As we manage our workloads and our daily enterprises, as we navigate meetings and communications, one of the things that can drain time is managing a team. It can also drain your patience, but that's another blog for another day... One of the skill sets I believe I most value in teammates and employees is that of a self starter proactive problem solver. A person who can take a project and run with it and before asking thousands of questions, try to come up with options. I not saying people don't need context to their tasks that they take on, but sometimes there can be such a thing as too much explanation.
You know what I'm talking about, the person in the office you assign a new task to via email and fifteen minutes later there they are outside your door, printed email in hand, asking questions you thought were second nature to most working professionals. And in the time you spend explaining and teaching, you could have accomplished the task yourself. This is why many of us fail at delegation. So is pro-activity teachable? Can people become problem solvers? Or is this an innate trait? How to we encourage this behavior and how do we set our expectations of our teammates and staff?
First, is it too much to ask? I personally don't think so. I will take an employee with hunger and an ability to solve a problem all day long. I can teach them the other skills. Second is it innate or is it learned? I guess this depends on who you ask. How do we as leaders encourage someone to be proactive? For me right now it's telling them to eat the elephant one bite at a time. Breaking large projects down into meaningful tasks with a beginning a middle and an end provides a starting point and avoids the all too common problem of that overwhelmed feeling.People often become so overwhelmed by the big project and cannot remove their brain from spinning and focus on the task at hand.

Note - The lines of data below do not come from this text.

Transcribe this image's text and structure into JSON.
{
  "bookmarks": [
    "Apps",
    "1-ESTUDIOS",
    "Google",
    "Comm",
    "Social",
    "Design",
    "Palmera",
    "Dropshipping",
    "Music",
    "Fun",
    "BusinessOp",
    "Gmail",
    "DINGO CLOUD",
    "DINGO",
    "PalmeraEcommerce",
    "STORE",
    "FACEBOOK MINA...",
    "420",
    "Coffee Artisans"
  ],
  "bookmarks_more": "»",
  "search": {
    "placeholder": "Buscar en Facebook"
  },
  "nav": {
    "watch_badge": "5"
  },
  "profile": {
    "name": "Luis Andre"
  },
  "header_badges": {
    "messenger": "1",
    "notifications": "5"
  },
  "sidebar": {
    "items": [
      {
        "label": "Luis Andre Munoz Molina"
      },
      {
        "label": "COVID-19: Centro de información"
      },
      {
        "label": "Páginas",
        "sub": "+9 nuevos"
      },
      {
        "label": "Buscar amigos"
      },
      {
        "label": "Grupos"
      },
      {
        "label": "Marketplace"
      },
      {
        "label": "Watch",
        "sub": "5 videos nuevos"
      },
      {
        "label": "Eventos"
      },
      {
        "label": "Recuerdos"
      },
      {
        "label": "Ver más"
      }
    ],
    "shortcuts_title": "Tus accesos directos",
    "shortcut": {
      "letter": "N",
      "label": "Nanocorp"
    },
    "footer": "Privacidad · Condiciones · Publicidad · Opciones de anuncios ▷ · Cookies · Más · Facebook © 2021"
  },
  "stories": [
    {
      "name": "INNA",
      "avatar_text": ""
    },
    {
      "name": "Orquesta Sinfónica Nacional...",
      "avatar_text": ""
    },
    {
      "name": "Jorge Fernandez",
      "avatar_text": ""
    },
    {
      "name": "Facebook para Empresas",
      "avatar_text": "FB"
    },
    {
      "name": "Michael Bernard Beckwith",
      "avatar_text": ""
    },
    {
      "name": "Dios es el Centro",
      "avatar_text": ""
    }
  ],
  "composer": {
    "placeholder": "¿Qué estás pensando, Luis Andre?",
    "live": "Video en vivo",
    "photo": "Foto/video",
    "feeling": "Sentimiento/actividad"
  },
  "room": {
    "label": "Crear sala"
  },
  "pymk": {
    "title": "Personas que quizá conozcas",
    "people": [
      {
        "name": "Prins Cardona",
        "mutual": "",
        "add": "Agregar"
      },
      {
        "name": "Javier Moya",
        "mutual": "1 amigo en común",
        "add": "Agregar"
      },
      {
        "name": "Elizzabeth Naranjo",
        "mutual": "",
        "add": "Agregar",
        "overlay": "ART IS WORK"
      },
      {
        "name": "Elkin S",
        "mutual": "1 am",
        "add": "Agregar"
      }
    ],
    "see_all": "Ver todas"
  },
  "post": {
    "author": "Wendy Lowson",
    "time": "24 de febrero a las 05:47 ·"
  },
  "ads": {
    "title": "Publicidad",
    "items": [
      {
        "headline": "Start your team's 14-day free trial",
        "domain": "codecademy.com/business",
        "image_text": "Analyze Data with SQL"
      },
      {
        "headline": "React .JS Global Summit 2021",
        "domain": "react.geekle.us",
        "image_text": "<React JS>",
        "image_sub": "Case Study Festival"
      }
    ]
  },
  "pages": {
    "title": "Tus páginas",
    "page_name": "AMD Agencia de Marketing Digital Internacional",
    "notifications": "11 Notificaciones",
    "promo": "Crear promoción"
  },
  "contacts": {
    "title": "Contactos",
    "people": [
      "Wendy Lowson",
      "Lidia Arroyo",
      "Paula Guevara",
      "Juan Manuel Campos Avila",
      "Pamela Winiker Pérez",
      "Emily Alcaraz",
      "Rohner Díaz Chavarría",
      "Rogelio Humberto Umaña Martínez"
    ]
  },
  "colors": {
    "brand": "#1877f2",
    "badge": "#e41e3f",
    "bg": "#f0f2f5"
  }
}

I am also learning to be as explicit as possible in my instructions. Perhaps adding a "why" when asking for the task to be completed to this in order to give context for those that need it most. What else could we do better to teach and encourage? How do we interview and hire folks with these skill sets? What do you look for in your candidates? Not delegating and keeping all of the work for yourself isn't the option. Coping is one thing, forging forward is another. As you contemplate your summer and all of the projects you have saved for these precious few months, what do you need to accomplish that someone else could help you with and how do you plan on helping them succeed? When is it time to cut your losses? Asking for a friend of course...
I would love to hear your thoughts in the comments.